But after spending a few days with Google+, I have to admit it’s largely well-thought out, and there seem to be a lot of people liking it. With Google’s influence, there’s a good chance it will succeed, so I’m going to do a brief introduction here, with links to lots of good resources. As the network becomes more available and more features roll-out, you can bet this won’t be my last word on the subject.
What Is Google+
Eric Schmidt, Google’s Chairman, has admitted that missing out on social (and letting Facebook take it) was his biggest mistake at Google. At least part of this is because Google doesn’t have full access to all of Facebook’s sharing/liking data, which could be used to improve the search results.
So Google has created a social network, centered around sharing. There are three main features:
- Circles – You can group people you follow or share with into “Circles.” Add someone to a circle, and anything they share with the general public pops up in your feed. When you share something, you can either share with all – or restrict to a particular circle, only allowing those people to see what you have shared

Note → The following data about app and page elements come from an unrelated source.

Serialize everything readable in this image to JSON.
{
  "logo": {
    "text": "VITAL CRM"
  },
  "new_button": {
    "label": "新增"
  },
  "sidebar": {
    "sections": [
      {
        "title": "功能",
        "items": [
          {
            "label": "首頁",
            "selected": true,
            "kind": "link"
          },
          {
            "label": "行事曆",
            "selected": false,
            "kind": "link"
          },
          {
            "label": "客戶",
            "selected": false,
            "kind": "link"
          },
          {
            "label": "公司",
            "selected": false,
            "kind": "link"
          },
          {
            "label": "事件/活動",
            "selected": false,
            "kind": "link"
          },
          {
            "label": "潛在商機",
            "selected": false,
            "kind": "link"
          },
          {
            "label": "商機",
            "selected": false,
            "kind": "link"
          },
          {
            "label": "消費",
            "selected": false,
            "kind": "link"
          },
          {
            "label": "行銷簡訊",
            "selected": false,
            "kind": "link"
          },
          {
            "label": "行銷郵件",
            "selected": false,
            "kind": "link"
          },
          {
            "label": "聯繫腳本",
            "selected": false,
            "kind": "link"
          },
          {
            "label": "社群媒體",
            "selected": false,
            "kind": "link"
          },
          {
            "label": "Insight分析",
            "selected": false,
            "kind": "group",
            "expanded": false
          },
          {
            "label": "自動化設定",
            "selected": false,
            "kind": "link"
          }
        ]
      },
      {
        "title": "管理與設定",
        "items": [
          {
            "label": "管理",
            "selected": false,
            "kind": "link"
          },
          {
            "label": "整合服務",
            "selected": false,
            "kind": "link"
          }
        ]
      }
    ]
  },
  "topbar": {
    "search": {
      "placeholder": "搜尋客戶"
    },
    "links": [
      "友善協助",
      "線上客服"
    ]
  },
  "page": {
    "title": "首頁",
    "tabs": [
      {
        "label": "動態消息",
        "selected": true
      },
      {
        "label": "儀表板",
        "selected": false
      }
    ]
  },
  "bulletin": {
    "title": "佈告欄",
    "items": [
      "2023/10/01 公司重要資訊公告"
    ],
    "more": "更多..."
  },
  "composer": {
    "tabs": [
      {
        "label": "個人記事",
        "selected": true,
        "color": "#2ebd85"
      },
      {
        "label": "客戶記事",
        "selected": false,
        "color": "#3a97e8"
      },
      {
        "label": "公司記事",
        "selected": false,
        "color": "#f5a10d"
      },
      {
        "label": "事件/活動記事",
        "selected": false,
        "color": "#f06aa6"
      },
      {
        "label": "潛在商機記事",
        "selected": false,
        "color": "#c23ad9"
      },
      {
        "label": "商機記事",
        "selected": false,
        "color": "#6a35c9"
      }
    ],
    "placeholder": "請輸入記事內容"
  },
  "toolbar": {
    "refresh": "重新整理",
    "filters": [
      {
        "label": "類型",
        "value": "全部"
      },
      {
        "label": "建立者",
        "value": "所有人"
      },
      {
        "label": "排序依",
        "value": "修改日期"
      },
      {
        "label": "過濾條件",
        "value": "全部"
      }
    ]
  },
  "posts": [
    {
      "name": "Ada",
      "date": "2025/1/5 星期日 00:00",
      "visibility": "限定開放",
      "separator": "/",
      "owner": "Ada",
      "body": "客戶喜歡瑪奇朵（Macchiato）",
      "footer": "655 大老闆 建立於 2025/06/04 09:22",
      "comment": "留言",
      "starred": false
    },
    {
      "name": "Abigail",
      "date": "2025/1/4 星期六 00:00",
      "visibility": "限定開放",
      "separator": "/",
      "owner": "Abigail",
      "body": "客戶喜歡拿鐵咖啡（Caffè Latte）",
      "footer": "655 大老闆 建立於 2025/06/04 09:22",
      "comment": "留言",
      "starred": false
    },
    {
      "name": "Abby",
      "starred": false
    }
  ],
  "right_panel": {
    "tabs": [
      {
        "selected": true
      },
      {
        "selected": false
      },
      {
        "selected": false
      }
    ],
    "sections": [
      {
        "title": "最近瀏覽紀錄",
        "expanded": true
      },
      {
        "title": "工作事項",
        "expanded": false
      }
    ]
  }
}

- Hangouts – When you start a hangout, it appears in the stream of those circles you chose. Anyone notified can join. It’s basically a group video chat, where you can all see and hear each other – virtually “hanging out” online.
- Sparks – With Sparks, you subscribe to a topic and are alerted to the most important information Google finds relevant to that topic.
I find Circles to be quite helpful, negating the difficulty on Facebook of keeping work/friends/family separate, although they take a few more mental gymnastics (where does this person belong) to setup. Hangouts are fun, I can see them being very popular with younger people and for casual business use. Sparks, on the other hand, I find useless, perhaps I’m just too comfortable with the places I usually go for news?
Google+ And Businesses
As of now, Google does not want businesses creating profiles on Google+. They will, however, be providing profile pages down the road. You can signup to be notified, and potentially participate in a beta here.
If Google+ gets any traction whatsoever, it will be important for small businesses. It’s almost a given that it would eventually integrate in some way with Google Places, and that Google will use the combined infrastructure to surface +’s and reviews from people you know when browsing Places pages or running a local search. This leads to some of the possibilities with reviews and the social aspect I discussed last year.
This is what really drove me to write this post – even if Google+ fails to topple Facebook or Twitter, any reasonable level of usage will lead to a disproportional impact on many businesses, due to Google’s influence via search.
Getting a Google+ Invite
If you aren’t on Google+, but want to try it, you’ll need an invite, which are not obviously available from within Google+.
This post gives instructions on how a friend can invite you to Google+. If you don’t know any friends on the system, contact me and include your Gmail address and I’ll get an invite out to you. If you receive my email updates, respond to one of the newsletters (again with a Gmail address) and I’ll do those first if there are a million responses.